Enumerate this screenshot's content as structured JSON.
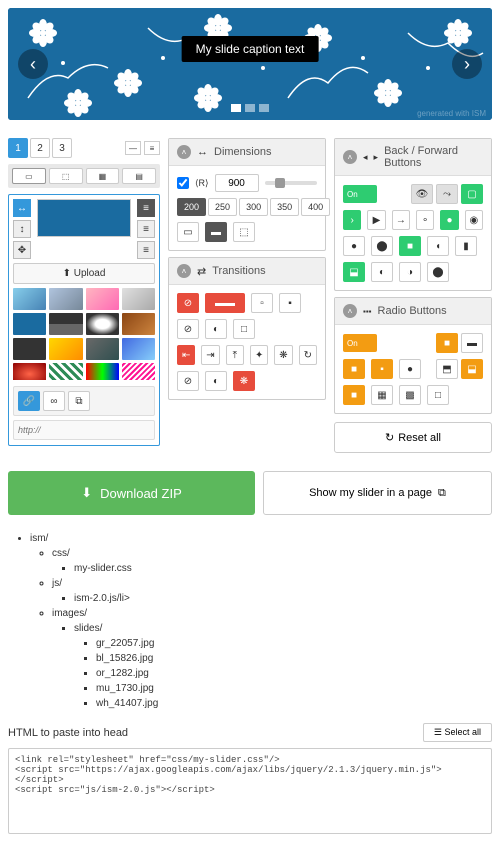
{
  "slider": {
    "caption": "My slide caption text",
    "generated": "generated with ISM"
  },
  "pager": {
    "pages": [
      "1",
      "2",
      "3"
    ]
  },
  "dimensions": {
    "title": "Dimensions",
    "value": "900",
    "widths": [
      "200",
      "250",
      "300",
      "350",
      "400"
    ]
  },
  "transitions": {
    "title": "Transitions"
  },
  "backforward": {
    "title": "Back / Forward Buttons",
    "toggle": "On"
  },
  "radio": {
    "title": "Radio Buttons",
    "toggle": "On",
    "reset": "Reset all"
  },
  "upload": {
    "label": "Upload",
    "url_placeholder": "http://"
  },
  "actions": {
    "download": "Download ZIP",
    "show": "Show my slider in a page"
  },
  "tree": {
    "root": "ism/",
    "css": "css/",
    "cssfile": "my-slider.css",
    "js": "js/",
    "jsfile": "ism-2.0.js/li>",
    "images": "images/",
    "slides": "slides/",
    "files": [
      "gr_22057.jpg",
      "bl_15826.jpg",
      "or_1282.jpg",
      "mu_1730.jpg",
      "wh_41407.jpg"
    ]
  },
  "html": {
    "label": "HTML to paste into head",
    "select": "Select all",
    "code": "<link rel=\"stylesheet\" href=\"css/my-slider.css\"/>\n<script src=\"https://ajax.googleapis.com/ajax/libs/jquery/2.1.3/jquery.min.js\"></script>\n<script src=\"js/ism-2.0.js\"></script>"
  }
}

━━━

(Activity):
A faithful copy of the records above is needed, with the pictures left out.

(Exercise output):
Enumerate this screenshot's content as structured JSON.
{
  "slider": {
    "caption": "My slide caption text",
    "generated": "generated with ISM"
  },
  "pager": {
    "pages": [
      "1",
      "2",
      "3"
    ]
  },
  "dimensions": {
    "title": "Dimensions",
    "value": "900",
    "widths": [
      "200",
      "250",
      "300",
      "350",
      "400"
    ]
  },
  "transitions": {
    "title": "Transitions"
  },
  "backforward": {
    "title": "Back / Forward Buttons",
    "toggle": "On"
  },
  "radio": {
    "title": "Radio Buttons",
    "toggle": "On",
    "reset": "Reset all"
  },
  "upload": {
    "label": "Upload",
    "url_placeholder": "http://"
  },
  "actions": {
    "download": "Download ZIP",
    "show": "Show my slider in a page"
  },
  "tree": {
    "root": "ism/",
    "css": "css/",
    "cssfile": "my-slider.css",
    "js": "js/",
    "jsfile": "ism-2.0.js/li>",
    "images": "images/",
    "slides": "slides/",
    "files": [
      "gr_22057.jpg",
      "bl_15826.jpg",
      "or_1282.jpg",
      "mu_1730.jpg",
      "wh_41407.jpg"
    ]
  },
  "html": {
    "label": "HTML to paste into head",
    "select": "Select all",
    "code": "<link rel=\"stylesheet\" href=\"css/my-slider.css\"/>\n<script src=\"https://ajax.googleapis.com/ajax/libs/jquery/2.1.3/jquery.min.js\"></script>\n<script src=\"js/ism-2.0.js\"></script>"
  }
}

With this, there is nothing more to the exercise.